Every entry below should appear in the answer exactly as written, apart from the pictures.

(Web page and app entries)

----

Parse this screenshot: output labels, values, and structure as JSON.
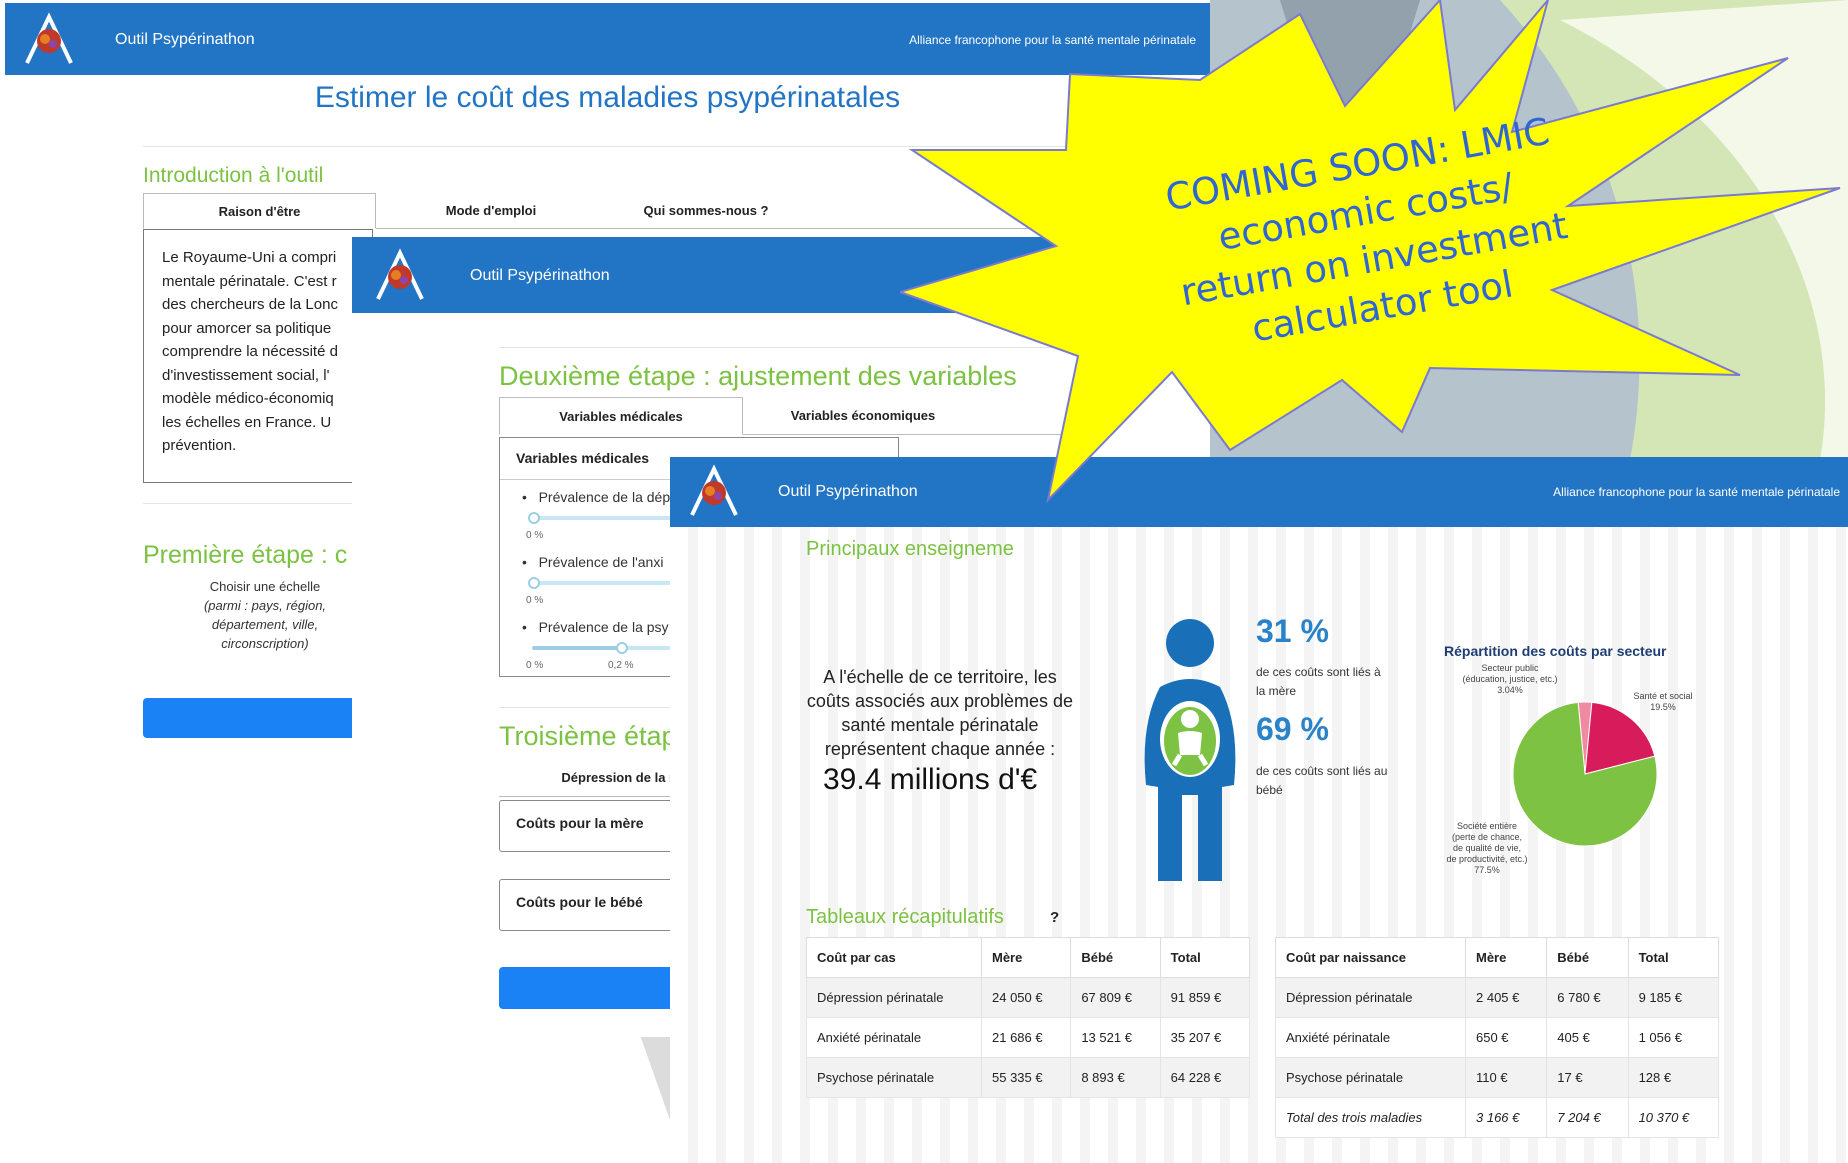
{
  "screen1": {
    "brand": "Outil Psypérinathon",
    "alliance": "Alliance francophone pour la santé mentale périnatale",
    "title": "Estimer le coût des maladies psypérinatales",
    "intro_heading": "Introduction à l'outil",
    "tabs": [
      "Raison d'être",
      "Mode d'emploi",
      "Qui sommes-nous ?"
    ],
    "intro_lines": [
      "Le Royaume-Uni a compri",
      "mentale périnatale. C'est r",
      "des chercheurs de la Lonc",
      "pour amorcer sa politique",
      "comprendre la nécessité d",
      "d'investissement social, l'",
      "modèle médico-économiq",
      "les échelles en France. U",
      "prévention."
    ],
    "step1_heading": "Première étape : c",
    "scale_choice": {
      "line1": "Choisir une échelle",
      "line2": "(parmi : pays, région,",
      "line3": "département, ville,",
      "line4": "circonscription)"
    }
  },
  "screen2": {
    "brand": "Outil Psypérinathon",
    "step2_heading": "Deuxième étape : ajustement des variables",
    "tabs": [
      "Variables médicales",
      "Variables économiques"
    ],
    "panel_title": "Variables médicales",
    "variables": [
      {
        "label": "Prévalence de la dép",
        "ticks": [
          "0 %"
        ],
        "value": 0
      },
      {
        "label": "Prévalence de l'anxi",
        "ticks": [
          "0 %"
        ],
        "value": 0
      },
      {
        "label": "Prévalence de la psy",
        "ticks": [
          "0 %",
          "0,2 %"
        ],
        "value": 0.2
      }
    ],
    "step3_heading": "Troisième étap",
    "step3_tab": "Dépression de la m",
    "cost_mother": "Coûts pour la mère",
    "cost_baby": "Coûts pour le bébé"
  },
  "screen3": {
    "brand": "Outil Psypérinathon",
    "alliance": "Alliance francophone pour la santé mentale périnatale",
    "findings_heading": "Principaux enseigneme",
    "para": [
      "A l'échelle de ce territoire, les",
      "coûts associés aux problèmes de",
      "santé mentale périnatale",
      "représentent chaque année :"
    ],
    "total_amount": "39.4 millions d'€",
    "mother_pct": "31 %",
    "mother_caption": [
      "de ces coûts sont liés à",
      "la mère"
    ],
    "baby_pct": "69 %",
    "baby_caption": [
      "de ces coûts sont liés au",
      "bébé"
    ],
    "recap_heading": "Tableaux récapitulatifs",
    "help_mark": "?",
    "table_case": {
      "headers": [
        "Coût par cas",
        "Mère",
        "Bébé",
        "Total"
      ],
      "rows": [
        [
          "Dépression périnatale",
          "24 050 €",
          "67 809 €",
          "91 859 €"
        ],
        [
          "Anxiété périnatale",
          "21 686 €",
          "13 521 €",
          "35 207 €"
        ],
        [
          "Psychose périnatale",
          "55 335 €",
          "8 893 €",
          "64 228 €"
        ]
      ]
    },
    "table_birth": {
      "headers": [
        "Coût par naissance",
        "Mère",
        "Bébé",
        "Total"
      ],
      "rows": [
        [
          "Dépression périnatale",
          "2 405 €",
          "6 780 €",
          "9 185 €"
        ],
        [
          "Anxiété périnatale",
          "650 €",
          "405 €",
          "1 056 €"
        ],
        [
          "Psychose périnatale",
          "110 €",
          "17 €",
          "128 €"
        ],
        [
          "Total des trois maladies",
          "3 166 €",
          "7 204 €",
          "10 370 €"
        ]
      ]
    }
  },
  "chart_data": {
    "type": "pie",
    "title": "Répartition des coûts par secteur",
    "slices": [
      {
        "name": "Secteur public (éducation, justice, etc.)",
        "value": 3.04,
        "label": "3.04%",
        "color": "#f08aa0"
      },
      {
        "name": "Santé et social",
        "value": 19.5,
        "label": "19.5%",
        "color": "#d81b5a"
      },
      {
        "name": "Société entière (perte de chance, de qualité de vie, de productivité, etc.)",
        "value": 77.5,
        "label": "77.5%",
        "color": "#7dc243"
      }
    ],
    "labels": {
      "public": [
        "Secteur public",
        "(éducation, justice, etc.)",
        "3.04%"
      ],
      "health": [
        "Santé et social",
        "19.5%"
      ],
      "society": [
        "Société entière",
        "(perte de chance,",
        "de qualité de vie,",
        "de productivité, etc.)",
        "77.5%"
      ]
    }
  },
  "starburst": {
    "lines": [
      "COMING SOON: LMIC",
      "economic costs/",
      "return on investment",
      "calculator tool"
    ],
    "fill": "#ffff00",
    "text_color": "#2f66d4"
  },
  "colors": {
    "navbar": "#2274c4",
    "heading_green": "#7cc242",
    "title_blue": "#2274c4",
    "button_blue": "#1a82f5"
  }
}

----

● **Finished exercise**:
Parse this screenshot: output labels, values, and structure as JSON.
{
  "screen1": {
    "brand": "Outil Psypérinathon",
    "alliance": "Alliance francophone pour la santé mentale périnatale",
    "title": "Estimer le coût des maladies psypérinatales",
    "intro_heading": "Introduction à l'outil",
    "tabs": [
      "Raison d'être",
      "Mode d'emploi",
      "Qui sommes-nous ?"
    ],
    "intro_lines": [
      "Le Royaume-Uni a compri",
      "mentale périnatale. C'est r",
      "des chercheurs de la Lonc",
      "pour amorcer sa politique",
      "comprendre la nécessité d",
      "d'investissement social, l'",
      "modèle médico-économiq",
      "les échelles en France. U",
      "prévention."
    ],
    "step1_heading": "Première étape : c",
    "scale_choice": {
      "line1": "Choisir une échelle",
      "line2": "(parmi : pays, région,",
      "line3": "département, ville,",
      "line4": "circonscription)"
    }
  },
  "screen2": {
    "brand": "Outil Psypérinathon",
    "step2_heading": "Deuxième étape : ajustement des variables",
    "tabs": [
      "Variables médicales",
      "Variables économiques"
    ],
    "panel_title": "Variables médicales",
    "variables": [
      {
        "label": "Prévalence de la dép",
        "ticks": [
          "0 %"
        ],
        "value": 0
      },
      {
        "label": "Prévalence de l'anxi",
        "ticks": [
          "0 %"
        ],
        "value": 0
      },
      {
        "label": "Prévalence de la psy",
        "ticks": [
          "0 %",
          "0,2 %"
        ],
        "value": 0.2
      }
    ],
    "step3_heading": "Troisième étap",
    "step3_tab": "Dépression de la m",
    "cost_mother": "Coûts pour la mère",
    "cost_baby": "Coûts pour le bébé"
  },
  "screen3": {
    "brand": "Outil Psypérinathon",
    "alliance": "Alliance francophone pour la santé mentale périnatale",
    "findings_heading": "Principaux enseigneme",
    "para": [
      "A l'échelle de ce territoire, les",
      "coûts associés aux problèmes de",
      "santé mentale périnatale",
      "représentent chaque année :"
    ],
    "total_amount": "39.4 millions d'€",
    "mother_pct": "31 %",
    "mother_caption": [
      "de ces coûts sont liés à",
      "la mère"
    ],
    "baby_pct": "69 %",
    "baby_caption": [
      "de ces coûts sont liés au",
      "bébé"
    ],
    "recap_heading": "Tableaux récapitulatifs",
    "help_mark": "?",
    "table_case": {
      "headers": [
        "Coût par cas",
        "Mère",
        "Bébé",
        "Total"
      ],
      "rows": [
        [
          "Dépression périnatale",
          "24 050 €",
          "67 809 €",
          "91 859 €"
        ],
        [
          "Anxiété périnatale",
          "21 686 €",
          "13 521 €",
          "35 207 €"
        ],
        [
          "Psychose périnatale",
          "55 335 €",
          "8 893 €",
          "64 228 €"
        ]
      ]
    },
    "table_birth": {
      "headers": [
        "Coût par naissance",
        "Mère",
        "Bébé",
        "Total"
      ],
      "rows": [
        [
          "Dépression périnatale",
          "2 405 €",
          "6 780 €",
          "9 185 €"
        ],
        [
          "Anxiété périnatale",
          "650 €",
          "405 €",
          "1 056 €"
        ],
        [
          "Psychose périnatale",
          "110 €",
          "17 €",
          "128 €"
        ],
        [
          "Total des trois maladies",
          "3 166 €",
          "7 204 €",
          "10 370 €"
        ]
      ]
    }
  },
  "chart_data": {
    "type": "pie",
    "title": "Répartition des coûts par secteur",
    "slices": [
      {
        "name": "Secteur public (éducation, justice, etc.)",
        "value": 3.04,
        "label": "3.04%",
        "color": "#f08aa0"
      },
      {
        "name": "Santé et social",
        "value": 19.5,
        "label": "19.5%",
        "color": "#d81b5a"
      },
      {
        "name": "Société entière (perte de chance, de qualité de vie, de productivité, etc.)",
        "value": 77.5,
        "label": "77.5%",
        "color": "#7dc243"
      }
    ],
    "labels": {
      "public": [
        "Secteur public",
        "(éducation, justice, etc.)",
        "3.04%"
      ],
      "health": [
        "Santé et social",
        "19.5%"
      ],
      "society": [
        "Société entière",
        "(perte de chance,",
        "de qualité de vie,",
        "de productivité, etc.)",
        "77.5%"
      ]
    }
  },
  "starburst": {
    "lines": [
      "COMING SOON: LMIC",
      "economic costs/",
      "return on investment",
      "calculator tool"
    ],
    "fill": "#ffff00",
    "text_color": "#2f66d4"
  },
  "colors": {
    "navbar": "#2274c4",
    "heading_green": "#7cc242",
    "title_blue": "#2274c4",
    "button_blue": "#1a82f5"
  }
}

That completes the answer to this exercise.